Excerpts from an interface dataset:
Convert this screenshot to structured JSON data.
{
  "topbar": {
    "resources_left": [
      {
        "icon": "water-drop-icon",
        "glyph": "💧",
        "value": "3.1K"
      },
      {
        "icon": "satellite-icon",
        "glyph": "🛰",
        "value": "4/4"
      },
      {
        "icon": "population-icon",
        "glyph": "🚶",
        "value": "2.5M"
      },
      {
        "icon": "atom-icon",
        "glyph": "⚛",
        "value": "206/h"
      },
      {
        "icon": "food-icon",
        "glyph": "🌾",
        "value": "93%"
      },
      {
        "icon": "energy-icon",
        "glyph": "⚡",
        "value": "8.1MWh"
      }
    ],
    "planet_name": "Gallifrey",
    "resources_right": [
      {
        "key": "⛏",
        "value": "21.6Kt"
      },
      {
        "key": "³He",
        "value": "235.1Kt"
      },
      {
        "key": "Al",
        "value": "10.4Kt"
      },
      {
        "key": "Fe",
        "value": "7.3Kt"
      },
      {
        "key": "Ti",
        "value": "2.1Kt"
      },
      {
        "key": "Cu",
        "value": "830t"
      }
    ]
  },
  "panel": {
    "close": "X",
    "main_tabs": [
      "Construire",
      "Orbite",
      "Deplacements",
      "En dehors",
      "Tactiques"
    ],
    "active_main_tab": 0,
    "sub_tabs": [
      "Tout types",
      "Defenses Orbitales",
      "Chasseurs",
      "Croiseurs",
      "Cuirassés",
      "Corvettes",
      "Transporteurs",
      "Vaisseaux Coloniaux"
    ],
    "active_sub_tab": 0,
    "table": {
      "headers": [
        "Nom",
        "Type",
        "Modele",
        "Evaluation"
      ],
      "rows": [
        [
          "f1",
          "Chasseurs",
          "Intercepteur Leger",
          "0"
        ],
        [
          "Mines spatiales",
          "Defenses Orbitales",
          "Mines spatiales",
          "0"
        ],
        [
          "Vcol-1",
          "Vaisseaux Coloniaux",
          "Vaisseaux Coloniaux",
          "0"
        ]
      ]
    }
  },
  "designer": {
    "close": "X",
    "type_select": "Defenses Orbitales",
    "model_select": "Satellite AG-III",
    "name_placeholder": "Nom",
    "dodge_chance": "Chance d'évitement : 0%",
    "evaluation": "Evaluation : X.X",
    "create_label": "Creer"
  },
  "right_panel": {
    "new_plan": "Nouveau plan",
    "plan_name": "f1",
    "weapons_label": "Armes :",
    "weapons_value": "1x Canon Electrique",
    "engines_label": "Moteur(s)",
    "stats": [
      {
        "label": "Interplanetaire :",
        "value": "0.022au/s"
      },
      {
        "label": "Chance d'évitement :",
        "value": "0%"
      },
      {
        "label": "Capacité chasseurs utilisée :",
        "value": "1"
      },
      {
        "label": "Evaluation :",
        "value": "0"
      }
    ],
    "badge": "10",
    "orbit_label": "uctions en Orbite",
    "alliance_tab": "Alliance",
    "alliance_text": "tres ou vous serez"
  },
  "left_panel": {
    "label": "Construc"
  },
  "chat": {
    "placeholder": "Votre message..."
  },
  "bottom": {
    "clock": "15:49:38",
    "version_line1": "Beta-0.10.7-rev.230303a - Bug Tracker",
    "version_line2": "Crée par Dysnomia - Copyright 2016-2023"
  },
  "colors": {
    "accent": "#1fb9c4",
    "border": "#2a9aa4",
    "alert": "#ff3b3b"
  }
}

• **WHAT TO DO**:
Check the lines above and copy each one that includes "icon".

• **RESULT FOR THIS TASK**:
        "icon": "water-drop-icon",
        "icon": "satellite-icon",
        "icon": "population-icon",
        "icon": "atom-icon",
        "icon": "food-icon",
        "icon": "energy-icon",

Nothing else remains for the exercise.